- **INSTRUCTIONS FOR THE TASK**
Below are records to repeat exactly; do not include any pictures.
+++ TASK INPUT +++
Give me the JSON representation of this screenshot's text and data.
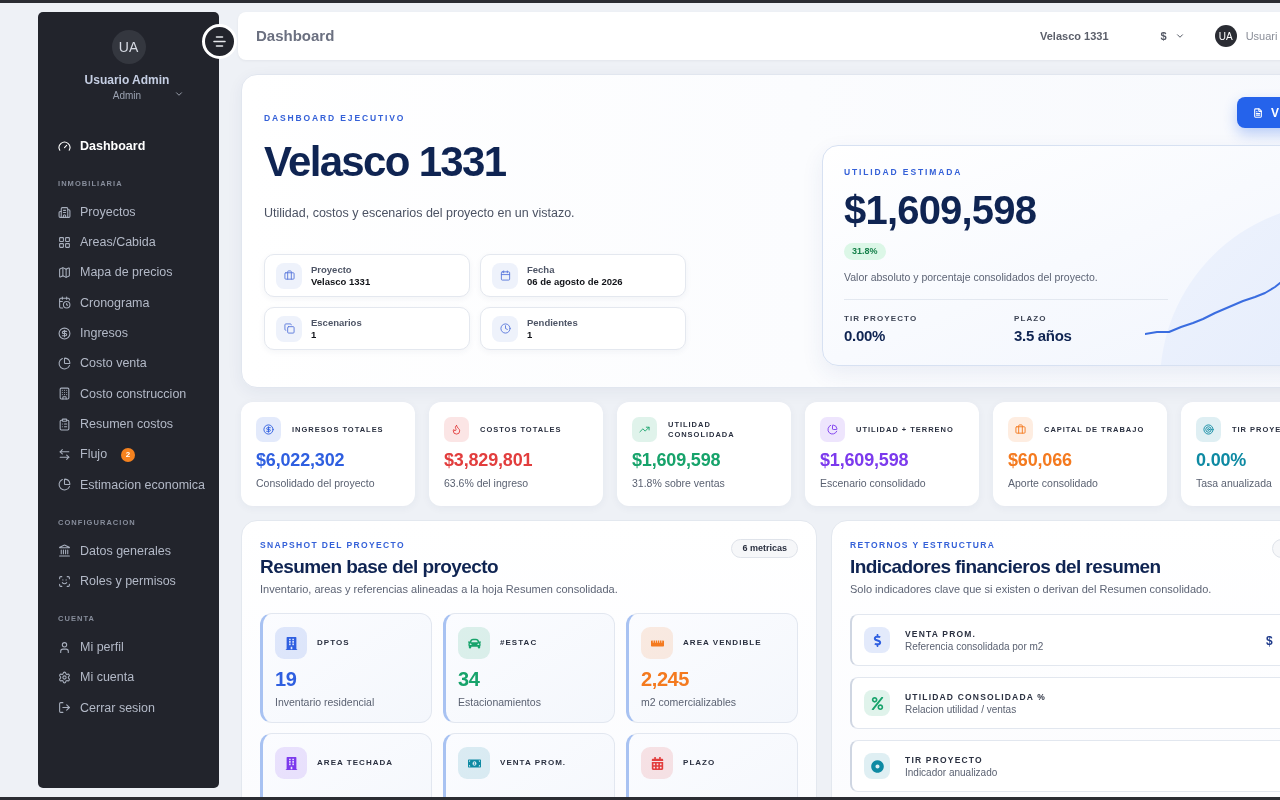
{
  "sidebar": {
    "user": {
      "initials": "UA",
      "name": "Usuario Admin",
      "role": "Admin"
    },
    "sections": [
      {
        "items": [
          {
            "label": "Dashboard",
            "selected": true
          }
        ]
      },
      {
        "title": "INMOBILIARIA",
        "items": [
          {
            "label": "Proyectos",
            "selected": false
          },
          {
            "label": "Areas/Cabida",
            "selected": false
          },
          {
            "label": "Mapa de precios",
            "selected": false
          },
          {
            "label": "Cronograma",
            "selected": false
          },
          {
            "label": "Ingresos",
            "selected": false
          },
          {
            "label": "Costo venta",
            "selected": false
          },
          {
            "label": "Costo construccion",
            "selected": false
          },
          {
            "label": "Resumen costos",
            "selected": false
          },
          {
            "label": "Flujo",
            "selected": false,
            "badge": "2"
          },
          {
            "label": "Estimacion economica",
            "selected": false
          }
        ]
      },
      {
        "title": "CONFIGURACION",
        "items": [
          {
            "label": "Datos generales",
            "selected": false
          },
          {
            "label": "Roles y permisos",
            "selected": false
          }
        ]
      },
      {
        "title": "CUENTA",
        "items": [
          {
            "label": "Mi perfil",
            "selected": false
          },
          {
            "label": "Mi cuenta",
            "selected": false
          },
          {
            "label": "Cerrar sesion",
            "selected": false
          }
        ]
      }
    ]
  },
  "header": {
    "title": "Dashboard",
    "project": "Velasco 1331",
    "currency": "$",
    "user": {
      "initials": "UA",
      "name": "Usuari"
    }
  },
  "hero": {
    "eyebrow": "DASHBOARD EJECUTIVO",
    "title": "Velasco 1331",
    "subtitle": "Utilidad, costos y escenarios del proyecto en un vistazo.",
    "facts": [
      {
        "label": "Proyecto",
        "value": "Velasco 1331"
      },
      {
        "label": "Fecha",
        "value": "06 de agosto de 2026"
      },
      {
        "label": "Escenarios",
        "value": "1"
      },
      {
        "label": "Pendientes",
        "value": "1"
      }
    ],
    "button": "V"
  },
  "profit_card": {
    "eyebrow": "UTILIDAD ESTIMADA",
    "value": "$1,609,598",
    "badge": "31.8%",
    "description": "Valor absoluto y porcentaje consolidados del proyecto.",
    "stats": [
      {
        "label": "TIR PROYECTO",
        "value": "0.00%"
      },
      {
        "label": "PLAZO",
        "value": "3.5 años"
      }
    ]
  },
  "kpis": [
    {
      "label": "INGRESOS TOTALES",
      "value": "$6,022,302",
      "note": "Consolidado del proyecto",
      "color": "#2f5fe0"
    },
    {
      "label": "COSTOS TOTALES",
      "value": "$3,829,801",
      "note": "63.6% del ingreso",
      "color": "#e23d3d"
    },
    {
      "label": "UTILIDAD CONSOLIDADA",
      "value": "$1,609,598",
      "note": "31.8% sobre ventas",
      "color": "#17a36b"
    },
    {
      "label": "UTILIDAD + TERRENO",
      "value": "$1,609,598",
      "note": "Escenario consolidado",
      "color": "#7c3aed"
    },
    {
      "label": "CAPITAL DE TRABAJO",
      "value": "$60,066",
      "note": "Aporte consolidado",
      "color": "#f47a1f"
    },
    {
      "label": "TIR PROYE",
      "value": "0.00%",
      "note": "Tasa anualizada",
      "color": "#0e8aa3"
    }
  ],
  "snapshot": {
    "eyebrow": "SNAPSHOT DEL PROYECTO",
    "badge": "6 metricas",
    "title": "Resumen base del proyecto",
    "description": "Inventario, areas y referencias alineadas a la hoja Resumen consolidada.",
    "metrics": [
      {
        "label": "DPTOS",
        "value": "19",
        "note": "Inventario residencial",
        "color": "#2f5fe0"
      },
      {
        "label": "#ESTAC",
        "value": "34",
        "note": "Estacionamientos",
        "color": "#17a36b"
      },
      {
        "label": "AREA VENDIBLE",
        "value": "2,245",
        "note": "m2 comercializables",
        "color": "#f47a1f"
      },
      {
        "label": "AREA TECHADA",
        "color": "#7c3aed"
      },
      {
        "label": "VENTA PROM.",
        "color": "#0e8aa3"
      },
      {
        "label": "PLAZO",
        "color": "#e23d3d"
      }
    ]
  },
  "financials": {
    "eyebrow": "RETORNOS Y ESTRUCTURA",
    "title": "Indicadores financieros del resumen",
    "description": "Solo indicadores clave que si existen o derivan del Resumen consolidado.",
    "rows": [
      {
        "label": "VENTA PROM.",
        "note": "Referencia consolidada por m2",
        "value": "$",
        "color": "#2f5fe0"
      },
      {
        "label": "UTILIDAD CONSOLIDADA %",
        "note": "Relacion utilidad / ventas",
        "color": "#17a36b"
      },
      {
        "label": "TIR PROYECTO",
        "note": "Indicador anualizado",
        "color": "#0e8aa3"
      }
    ]
  }
}
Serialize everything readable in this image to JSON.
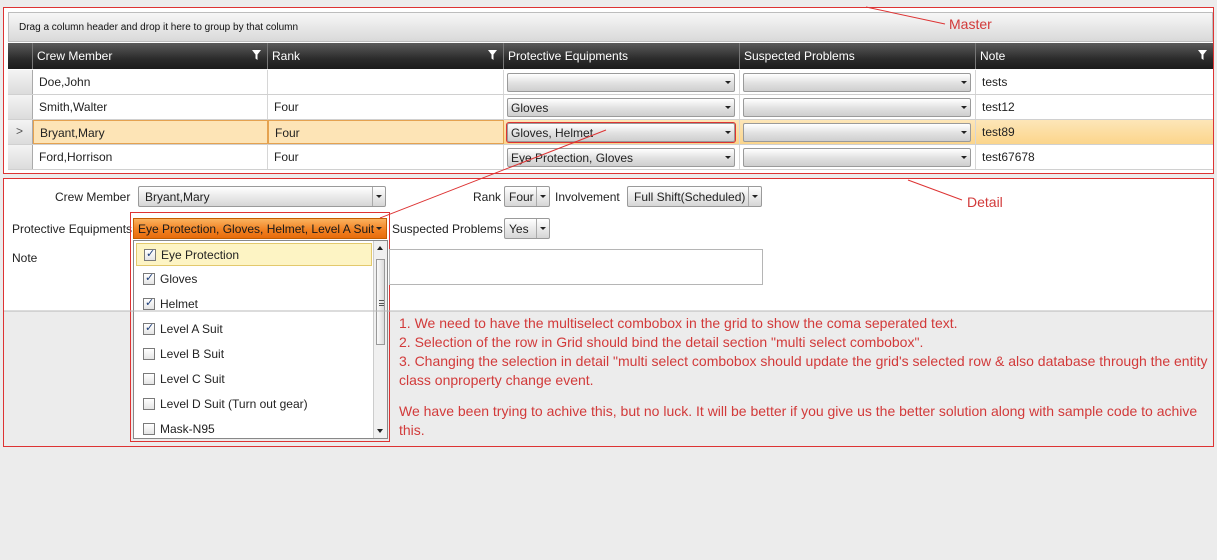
{
  "master": {
    "label": "Master",
    "group_panel_hint": "Drag a column header and drop it here to group by that column",
    "columns": [
      {
        "label": "Crew Member",
        "filter": true
      },
      {
        "label": "Rank",
        "filter": true
      },
      {
        "label": "Protective Equipments",
        "filter": false
      },
      {
        "label": "Suspected Problems",
        "filter": false
      },
      {
        "label": "Note",
        "filter": true
      }
    ],
    "rows": [
      {
        "indicator": "",
        "crew_member": "Doe,John",
        "rank": "",
        "protective": "",
        "suspected": "",
        "note": "tests",
        "selected": false
      },
      {
        "indicator": "",
        "crew_member": "Smith,Walter",
        "rank": "Four",
        "protective": "Gloves",
        "suspected": "",
        "note": "test12",
        "selected": false
      },
      {
        "indicator": ">",
        "crew_member": "Bryant,Mary",
        "rank": "Four",
        "protective": "Gloves, Helmet",
        "suspected": "",
        "note": "test89",
        "selected": true
      },
      {
        "indicator": "",
        "crew_member": "Ford,Horrison",
        "rank": "Four",
        "protective": "Eye Protection, Gloves",
        "suspected": "",
        "note": "test67678",
        "selected": false
      }
    ]
  },
  "detail": {
    "label": "Detail",
    "crew_member_label": "Crew Member",
    "crew_member_value": "Bryant,Mary",
    "rank_label": "Rank",
    "rank_value": "Four",
    "involvement_label": "Involvement",
    "involvement_value": "Full Shift(Scheduled)",
    "protective_label": "Protective Equipments",
    "protective_value": "Eye Protection, Gloves, Helmet, Level A Suit",
    "suspected_label": "Suspected Problems",
    "suspected_value": "Yes",
    "note_label": "Note",
    "note_value": "",
    "options": [
      {
        "label": "Eye Protection",
        "checked": true,
        "hover": true
      },
      {
        "label": "Gloves",
        "checked": true,
        "hover": false
      },
      {
        "label": "Helmet",
        "checked": true,
        "hover": false
      },
      {
        "label": "Level A Suit",
        "checked": true,
        "hover": false
      },
      {
        "label": "Level B Suit",
        "checked": false,
        "hover": false
      },
      {
        "label": "Level C Suit",
        "checked": false,
        "hover": false
      },
      {
        "label": "Level D Suit (Turn out gear)",
        "checked": false,
        "hover": false
      },
      {
        "label": "Mask-N95",
        "checked": false,
        "hover": false
      }
    ]
  },
  "annotations": [
    "1. We need to have the multiselect combobox in the grid to show the coma seperated text.",
    "2. Selection of the row in Grid should bind the detail section \"multi select combobox\".",
    "3. Changing the selection in detail \"multi select combobox should update the grid's selected row & also database through the entity class onproperty change event.",
    "We have been trying to achive this, but no luck. It will be better if you give us the better solution along with sample code to achive this."
  ],
  "colors": {
    "annotation": "#d23a3a",
    "selected_row": "#fbd58b",
    "active_combo": "#f07f1f"
  }
}
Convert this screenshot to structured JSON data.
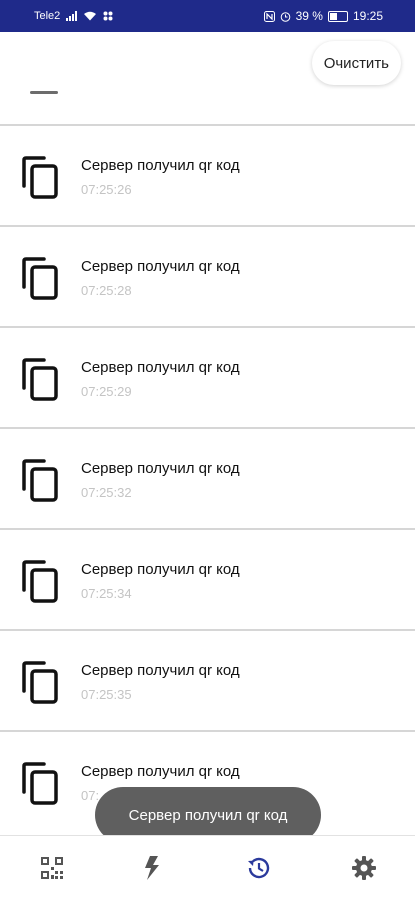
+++
- **ANSWER BOX**
Give me the JSON representation of this screenshot's text and data.
{
  "sidebar": {
    "user": {
      "initials": "UA",
      "name": "Usuario Admin",
      "role": "Admin"
    },
    "sections": [
      {
        "items": [
          {
            "label": "Dashboard",
            "selected": true
          }
        ]
      },
      {
        "title": "INMOBILIARIA",
        "items": [
          {
            "label": "Proyectos",
            "selected": false
          },
          {
            "label": "Areas/Cabida",
            "selected": false
          },
          {
            "label": "Mapa de precios",
            "selected": false
          },
          {
            "label": "Cronograma",
            "selected": false
          },
          {
            "label": "Ingresos",
            "selected": false
          },
          {
            "label": "Costo venta",
            "selected": false
          },
          {
            "label": "Costo construccion",
            "selected": false
          },
          {
            "label": "Resumen costos",
            "selected": false
          },
          {
            "label": "Flujo",
            "selected": false,
            "badge": "2"
          },
          {
            "label": "Estimacion economica",
            "selected": false
          }
        ]
      },
      {
        "title": "CONFIGURACION",
        "items": [
          {
            "label": "Datos generales",
            "selected": false
          },
          {
            "label": "Roles y permisos",
            "selected": false
          }
        ]
      },
      {
        "title": "CUENTA",
        "items": [
          {
            "label": "Mi perfil",
            "selected": false
          },
          {
            "label": "Mi cuenta",
            "selected": false
          },
          {
            "label": "Cerrar sesion",
            "selected": false
          }
        ]
      }
    ]
  },
  "header": {
    "title": "Dashboard",
    "project": "Velasco 1331",
    "currency": "$",
    "user": {
      "initials": "UA",
      "name": "Usuari"
    }
  },
  "hero": {
    "eyebrow": "DASHBOARD EJECUTIVO",
    "title": "Velasco 1331",
    "subtitle": "Utilidad, costos y escenarios del proyecto en un vistazo.",
    "facts": [
      {
        "label": "Proyecto",
        "value": "Velasco 1331"
      },
      {
        "label": "Fecha",
        "value": "06 de agosto de 2026"
      },
      {
        "label": "Escenarios",
        "value": "1"
      },
      {
        "label": "Pendientes",
        "value": "1"
      }
    ],
    "button": "V"
  },
  "profit_card": {
    "eyebrow": "UTILIDAD ESTIMADA",
    "value": "$1,609,598",
    "badge": "31.8%",
    "description": "Valor absoluto y porcentaje consolidados del proyecto.",
    "stats": [
      {
        "label": "TIR PROYECTO",
        "value": "0.00%"
      },
      {
        "label": "PLAZO",
        "value": "3.5 años"
      }
    ]
  },
  "kpis": [
    {
      "label": "INGRESOS TOTALES",
      "value": "$6,022,302",
      "note": "Consolidado del proyecto",
      "color": "#2f5fe0"
    },
    {
      "label": "COSTOS TOTALES",
      "value": "$3,829,801",
      "note": "63.6% del ingreso",
      "color": "#e23d3d"
    },
    {
      "label": "UTILIDAD CONSOLIDADA",
      "value": "$1,609,598",
      "note": "31.8% sobre ventas",
      "color": "#17a36b"
    },
    {
      "label": "UTILIDAD + TERRENO",
      "value": "$1,609,598",
      "note": "Escenario consolidado",
      "color": "#7c3aed"
    },
    {
      "label": "CAPITAL DE TRABAJO",
      "value": "$60,066",
      "note": "Aporte consolidado",
      "color": "#f47a1f"
    },
    {
      "label": "TIR PROYE",
      "value": "0.00%",
      "note": "Tasa anualizada",
      "color": "#0e8aa3"
    }
  ],
  "snapshot": {
    "eyebrow": "SNAPSHOT DEL PROYECTO",
    "badge": "6 metricas",
    "title": "Resumen base del proyecto",
    "description": "Inventario, areas y referencias alineadas a la hoja Resumen consolidada.",
    "metrics": [
      {
        "label": "DPTOS",
        "value": "19",
        "note": "Inventario residencial",
        "color": "#2f5fe0"
      },
      {
        "label": "#ESTAC",
        "value": "34",
        "note": "Estacionamientos",
        "color": "#17a36b"
      },
      {
        "label": "AREA VENDIBLE",
        "value": "2,245",
        "note": "m2 comercializables",
        "color": "#f47a1f"
      },
      {
        "label": "AREA TECHADA",
        "color": "#7c3aed"
      },
      {
        "label": "VENTA PROM.",
        "color": "#0e8aa3"
      },
      {
        "label": "PLAZO",
        "color": "#e23d3d"
      }
    ]
  },
  "financials": {
    "eyebrow": "RETORNOS Y ESTRUCTURA",
    "title": "Indicadores financieros del resumen",
    "description": "Solo indicadores clave que si existen o derivan del Resumen consolidado.",
    "rows": [
      {
        "label": "VENTA PROM.",
        "note": "Referencia consolidada por m2",
        "value": "$",
        "color": "#2f5fe0"
      },
      {
        "label": "UTILIDAD CONSOLIDADA %",
        "note": "Relacion utilidad / ventas",
        "color": "#17a36b"
      },
      {
        "label": "TIR PROYECTO",
        "note": "Indicador anualizado",
        "color": "#0e8aa3"
      }
    ]
  }
}
Serialize everything readable in this image to JSON.
{
  "master": {
    "label": "Master",
    "group_panel_hint": "Drag a column header and drop it here to group by that column",
    "columns": [
      {
        "label": "Crew Member",
        "filter": true
      },
      {
        "label": "Rank",
        "filter": true
      },
      {
        "label": "Protective Equipments",
        "filter": false
      },
      {
        "label": "Suspected Problems",
        "filter": false
      },
      {
        "label": "Note",
        "filter": true
      }
    ],
    "rows": [
      {
        "indicator": "",
        "crew_member": "Doe,John",
        "rank": "",
        "protective": "",
        "suspected": "",
        "note": "tests",
        "selected": false
      },
      {
        "indicator": "",
        "crew_member": "Smith,Walter",
        "rank": "Four",
        "protective": "Gloves",
        "suspected": "",
        "note": "test12",
        "selected": false
      },
      {
        "indicator": ">",
        "crew_member": "Bryant,Mary",
        "rank": "Four",
        "protective": "Gloves, Helmet",
        "suspected": "",
        "note": "test89",
        "selected": true
      },
      {
        "indicator": "",
        "crew_member": "Ford,Horrison",
        "rank": "Four",
        "protective": "Eye Protection, Gloves",
        "suspected": "",
        "note": "test67678",
        "selected": false
      }
    ]
  },
  "detail": {
    "label": "Detail",
    "crew_member_label": "Crew Member",
    "crew_member_value": "Bryant,Mary",
    "rank_label": "Rank",
    "rank_value": "Four",
    "involvement_label": "Involvement",
    "involvement_value": "Full Shift(Scheduled)",
    "protective_label": "Protective Equipments",
    "protective_value": "Eye Protection, Gloves, Helmet, Level A Suit",
    "suspected_label": "Suspected Problems",
    "suspected_value": "Yes",
    "note_label": "Note",
    "note_value": "",
    "options": [
      {
        "label": "Eye Protection",
        "checked": true,
        "hover": true
      },
      {
        "label": "Gloves",
        "checked": true,
        "hover": false
      },
      {
        "label": "Helmet",
        "checked": true,
        "hover": false
      },
      {
        "label": "Level A Suit",
        "checked": true,
        "hover": false
      },
      {
        "label": "Level B Suit",
        "checked": false,
        "hover": false
      },
      {
        "label": "Level C Suit",
        "checked": false,
        "hover": false
      },
      {
        "label": "Level D Suit (Turn out gear)",
        "checked": false,
        "hover": false
      },
      {
        "label": "Mask-N95",
        "checked": false,
        "hover": false
      }
    ]
  },
  "annotations": [
    "1. We need to have the multiselect combobox in the grid to show the coma seperated text.",
    "2. Selection of the row in Grid should bind the detail section \"multi select combobox\".",
    "3. Changing the selection in detail \"multi select combobox should update the grid's selected row & also database through the entity class onproperty change event.",
    "We have been trying to achive this, but no luck. It will be better if you give us the better solution along with sample code to achive this."
  ],
  "colors": {
    "annotation": "#d23a3a",
    "selected_row": "#fbd58b",
    "active_combo": "#f07f1f"
  }
}
Convert this screenshot to structured JSON data.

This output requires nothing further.